§ WHAT TO WORK ON: Go over the entries and report the lines where the word "true" occurs.

□ □ □ □

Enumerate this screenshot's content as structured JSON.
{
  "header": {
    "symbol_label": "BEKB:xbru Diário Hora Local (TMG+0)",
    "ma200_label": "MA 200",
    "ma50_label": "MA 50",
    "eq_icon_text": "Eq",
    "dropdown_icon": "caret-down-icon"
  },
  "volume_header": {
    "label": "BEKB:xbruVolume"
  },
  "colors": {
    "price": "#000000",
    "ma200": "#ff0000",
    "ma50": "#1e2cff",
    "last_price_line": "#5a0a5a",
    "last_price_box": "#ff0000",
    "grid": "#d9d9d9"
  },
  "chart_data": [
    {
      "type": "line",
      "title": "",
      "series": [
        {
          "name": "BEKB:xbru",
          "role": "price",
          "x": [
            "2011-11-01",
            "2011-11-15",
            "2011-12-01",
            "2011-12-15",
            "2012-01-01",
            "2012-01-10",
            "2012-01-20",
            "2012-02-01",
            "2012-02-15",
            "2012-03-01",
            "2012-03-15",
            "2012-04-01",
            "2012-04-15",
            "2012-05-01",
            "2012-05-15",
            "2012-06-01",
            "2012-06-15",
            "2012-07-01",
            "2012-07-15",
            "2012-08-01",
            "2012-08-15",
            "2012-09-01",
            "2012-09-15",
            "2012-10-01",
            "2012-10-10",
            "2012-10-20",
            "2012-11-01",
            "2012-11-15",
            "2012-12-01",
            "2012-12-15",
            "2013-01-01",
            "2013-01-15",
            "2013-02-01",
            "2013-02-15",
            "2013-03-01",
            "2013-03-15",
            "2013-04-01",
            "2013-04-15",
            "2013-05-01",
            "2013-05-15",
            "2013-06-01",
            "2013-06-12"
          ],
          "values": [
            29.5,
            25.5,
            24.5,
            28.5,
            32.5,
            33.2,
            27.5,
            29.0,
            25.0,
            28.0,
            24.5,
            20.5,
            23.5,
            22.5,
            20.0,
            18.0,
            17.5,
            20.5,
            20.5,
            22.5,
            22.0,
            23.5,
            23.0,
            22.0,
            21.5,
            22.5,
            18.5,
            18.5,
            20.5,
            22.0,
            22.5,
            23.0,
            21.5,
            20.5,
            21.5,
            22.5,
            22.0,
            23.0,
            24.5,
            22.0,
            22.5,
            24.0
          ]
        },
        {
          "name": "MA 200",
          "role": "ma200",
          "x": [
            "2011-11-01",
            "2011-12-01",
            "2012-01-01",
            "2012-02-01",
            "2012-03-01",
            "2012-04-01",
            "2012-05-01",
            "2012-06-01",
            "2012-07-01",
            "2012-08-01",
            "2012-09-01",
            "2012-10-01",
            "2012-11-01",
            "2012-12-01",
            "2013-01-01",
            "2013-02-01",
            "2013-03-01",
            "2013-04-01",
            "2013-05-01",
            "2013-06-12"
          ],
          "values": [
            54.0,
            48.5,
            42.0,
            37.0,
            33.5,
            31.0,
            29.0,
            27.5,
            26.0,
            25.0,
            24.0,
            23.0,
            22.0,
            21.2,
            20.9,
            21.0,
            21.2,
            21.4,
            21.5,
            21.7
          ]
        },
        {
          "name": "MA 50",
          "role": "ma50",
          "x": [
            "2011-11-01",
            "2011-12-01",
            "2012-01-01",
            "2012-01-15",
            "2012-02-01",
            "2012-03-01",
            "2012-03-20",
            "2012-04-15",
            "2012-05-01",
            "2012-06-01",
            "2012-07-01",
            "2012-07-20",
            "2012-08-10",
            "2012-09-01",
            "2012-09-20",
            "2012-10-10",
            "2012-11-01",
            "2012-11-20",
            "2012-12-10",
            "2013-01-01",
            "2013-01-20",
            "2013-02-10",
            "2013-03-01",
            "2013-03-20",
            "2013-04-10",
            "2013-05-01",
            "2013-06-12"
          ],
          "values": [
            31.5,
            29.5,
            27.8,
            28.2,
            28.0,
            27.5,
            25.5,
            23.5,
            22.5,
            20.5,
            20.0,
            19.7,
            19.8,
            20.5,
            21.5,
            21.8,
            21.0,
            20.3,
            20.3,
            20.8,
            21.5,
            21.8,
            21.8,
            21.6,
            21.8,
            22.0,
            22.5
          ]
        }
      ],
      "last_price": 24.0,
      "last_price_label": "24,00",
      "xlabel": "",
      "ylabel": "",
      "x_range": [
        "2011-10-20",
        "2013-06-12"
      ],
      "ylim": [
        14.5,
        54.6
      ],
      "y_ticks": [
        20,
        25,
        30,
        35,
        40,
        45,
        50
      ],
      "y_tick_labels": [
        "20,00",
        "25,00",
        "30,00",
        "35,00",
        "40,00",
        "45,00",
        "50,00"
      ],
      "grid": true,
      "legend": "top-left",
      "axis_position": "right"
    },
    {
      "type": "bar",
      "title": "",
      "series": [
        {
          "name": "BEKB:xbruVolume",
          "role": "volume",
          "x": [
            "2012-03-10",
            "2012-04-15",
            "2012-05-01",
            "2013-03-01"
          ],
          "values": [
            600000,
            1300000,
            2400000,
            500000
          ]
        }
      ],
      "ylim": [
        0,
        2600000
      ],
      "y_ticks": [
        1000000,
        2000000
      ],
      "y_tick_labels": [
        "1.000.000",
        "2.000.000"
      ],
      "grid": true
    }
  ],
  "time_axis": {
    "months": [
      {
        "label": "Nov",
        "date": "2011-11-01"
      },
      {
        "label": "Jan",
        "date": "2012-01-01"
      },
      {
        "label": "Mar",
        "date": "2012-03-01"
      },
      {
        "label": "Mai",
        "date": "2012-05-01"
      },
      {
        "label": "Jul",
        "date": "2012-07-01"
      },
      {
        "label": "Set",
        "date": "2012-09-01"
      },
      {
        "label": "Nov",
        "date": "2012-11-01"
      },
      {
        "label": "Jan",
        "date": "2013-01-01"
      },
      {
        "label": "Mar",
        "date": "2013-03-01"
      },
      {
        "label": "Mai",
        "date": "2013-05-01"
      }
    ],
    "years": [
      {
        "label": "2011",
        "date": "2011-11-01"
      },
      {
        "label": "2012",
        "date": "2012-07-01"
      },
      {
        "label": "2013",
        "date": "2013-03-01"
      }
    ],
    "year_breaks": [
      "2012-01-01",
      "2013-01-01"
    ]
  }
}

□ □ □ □

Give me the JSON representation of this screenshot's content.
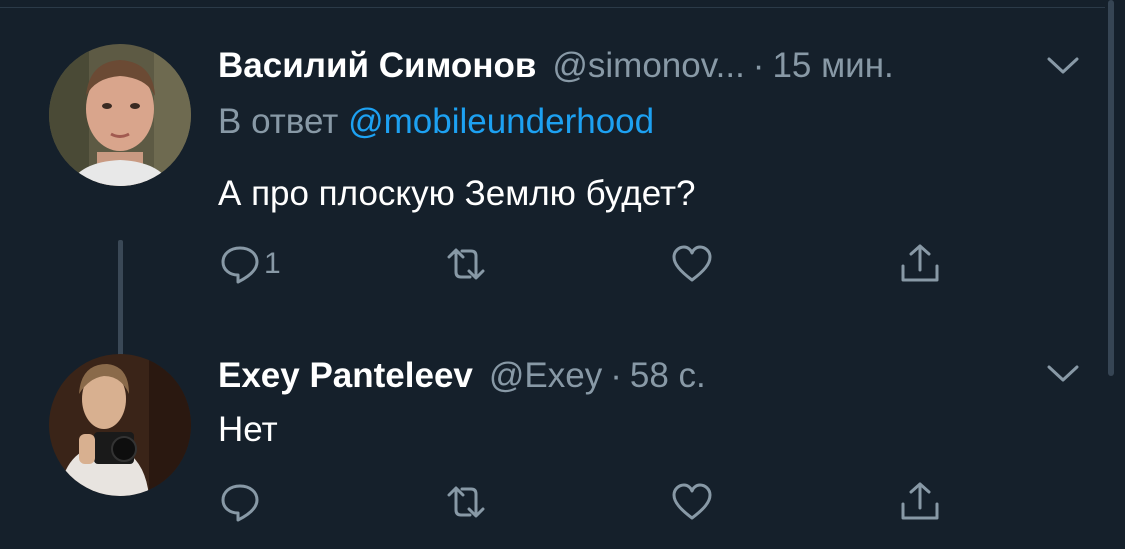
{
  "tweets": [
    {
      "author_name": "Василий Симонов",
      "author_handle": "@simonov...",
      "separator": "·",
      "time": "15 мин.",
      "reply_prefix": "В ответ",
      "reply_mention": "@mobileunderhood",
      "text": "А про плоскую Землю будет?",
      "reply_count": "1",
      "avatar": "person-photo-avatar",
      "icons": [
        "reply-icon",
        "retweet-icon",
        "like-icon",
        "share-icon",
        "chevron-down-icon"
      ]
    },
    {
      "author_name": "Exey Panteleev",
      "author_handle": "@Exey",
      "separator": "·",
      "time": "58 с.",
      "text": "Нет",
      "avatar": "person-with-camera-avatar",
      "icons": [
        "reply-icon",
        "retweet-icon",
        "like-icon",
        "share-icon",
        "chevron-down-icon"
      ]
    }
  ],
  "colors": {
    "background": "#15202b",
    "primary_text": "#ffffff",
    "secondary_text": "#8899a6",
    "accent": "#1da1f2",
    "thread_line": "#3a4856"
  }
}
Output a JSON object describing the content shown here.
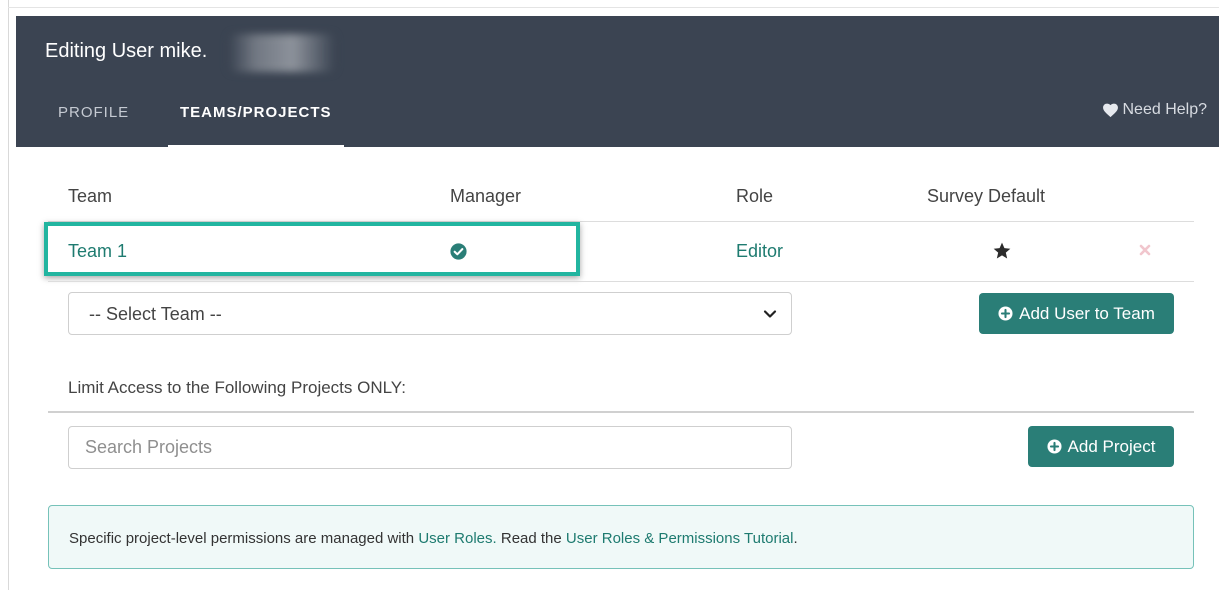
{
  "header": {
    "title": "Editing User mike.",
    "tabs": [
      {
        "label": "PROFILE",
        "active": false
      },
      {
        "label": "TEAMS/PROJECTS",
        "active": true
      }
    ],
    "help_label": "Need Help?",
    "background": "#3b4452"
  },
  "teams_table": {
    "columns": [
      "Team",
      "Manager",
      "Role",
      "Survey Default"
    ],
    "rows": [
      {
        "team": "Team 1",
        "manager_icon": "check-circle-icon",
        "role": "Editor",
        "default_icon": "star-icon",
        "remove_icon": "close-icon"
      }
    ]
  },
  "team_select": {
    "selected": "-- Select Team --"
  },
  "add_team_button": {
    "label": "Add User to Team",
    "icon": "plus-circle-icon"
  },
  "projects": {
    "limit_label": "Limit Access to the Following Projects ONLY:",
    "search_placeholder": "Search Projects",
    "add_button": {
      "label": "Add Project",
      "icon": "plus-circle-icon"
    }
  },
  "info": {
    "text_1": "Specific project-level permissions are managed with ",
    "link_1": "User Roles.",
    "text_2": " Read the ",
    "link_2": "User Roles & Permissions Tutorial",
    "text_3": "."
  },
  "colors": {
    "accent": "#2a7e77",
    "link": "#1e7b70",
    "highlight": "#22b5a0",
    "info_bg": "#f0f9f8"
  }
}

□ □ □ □

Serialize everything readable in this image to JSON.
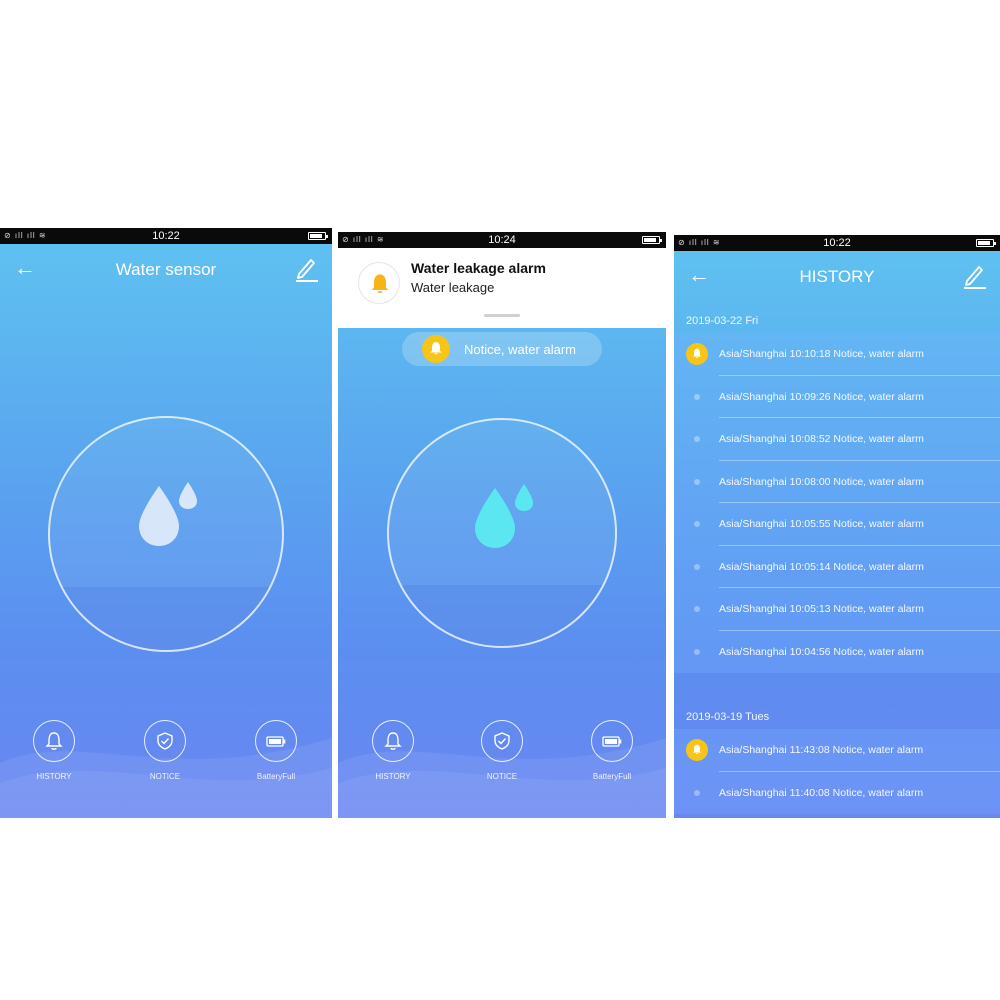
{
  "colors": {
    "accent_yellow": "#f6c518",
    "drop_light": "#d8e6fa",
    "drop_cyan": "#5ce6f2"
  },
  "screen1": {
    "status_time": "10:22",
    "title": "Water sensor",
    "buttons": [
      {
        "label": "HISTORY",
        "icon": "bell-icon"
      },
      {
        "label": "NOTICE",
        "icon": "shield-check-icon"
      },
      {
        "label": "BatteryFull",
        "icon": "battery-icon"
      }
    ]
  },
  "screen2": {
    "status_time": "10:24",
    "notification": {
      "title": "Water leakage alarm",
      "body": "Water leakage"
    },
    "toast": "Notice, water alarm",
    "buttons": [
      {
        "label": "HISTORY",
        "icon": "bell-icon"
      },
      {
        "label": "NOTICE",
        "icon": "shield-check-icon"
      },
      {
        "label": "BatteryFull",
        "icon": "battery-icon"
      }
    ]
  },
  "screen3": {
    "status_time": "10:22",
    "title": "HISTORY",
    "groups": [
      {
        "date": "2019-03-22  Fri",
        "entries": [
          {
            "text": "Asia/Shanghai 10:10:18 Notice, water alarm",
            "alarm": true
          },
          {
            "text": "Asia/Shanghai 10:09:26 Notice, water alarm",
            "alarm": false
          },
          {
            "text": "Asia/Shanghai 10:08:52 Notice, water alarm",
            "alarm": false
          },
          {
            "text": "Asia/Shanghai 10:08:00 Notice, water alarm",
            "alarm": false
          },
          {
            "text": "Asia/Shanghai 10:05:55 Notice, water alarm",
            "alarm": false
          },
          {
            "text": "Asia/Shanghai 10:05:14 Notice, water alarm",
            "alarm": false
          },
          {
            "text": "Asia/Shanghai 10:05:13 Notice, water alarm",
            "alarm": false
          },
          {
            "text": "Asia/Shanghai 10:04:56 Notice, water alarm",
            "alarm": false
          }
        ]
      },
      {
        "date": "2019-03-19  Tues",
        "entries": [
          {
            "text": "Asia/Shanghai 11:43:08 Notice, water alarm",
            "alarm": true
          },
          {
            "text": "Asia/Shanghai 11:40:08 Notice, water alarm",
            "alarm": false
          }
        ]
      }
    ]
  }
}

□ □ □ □

§ ANSWER BOX:
      "grid": true,
      "grid": true
        "active": true
            "alarm": true
            "alarm": true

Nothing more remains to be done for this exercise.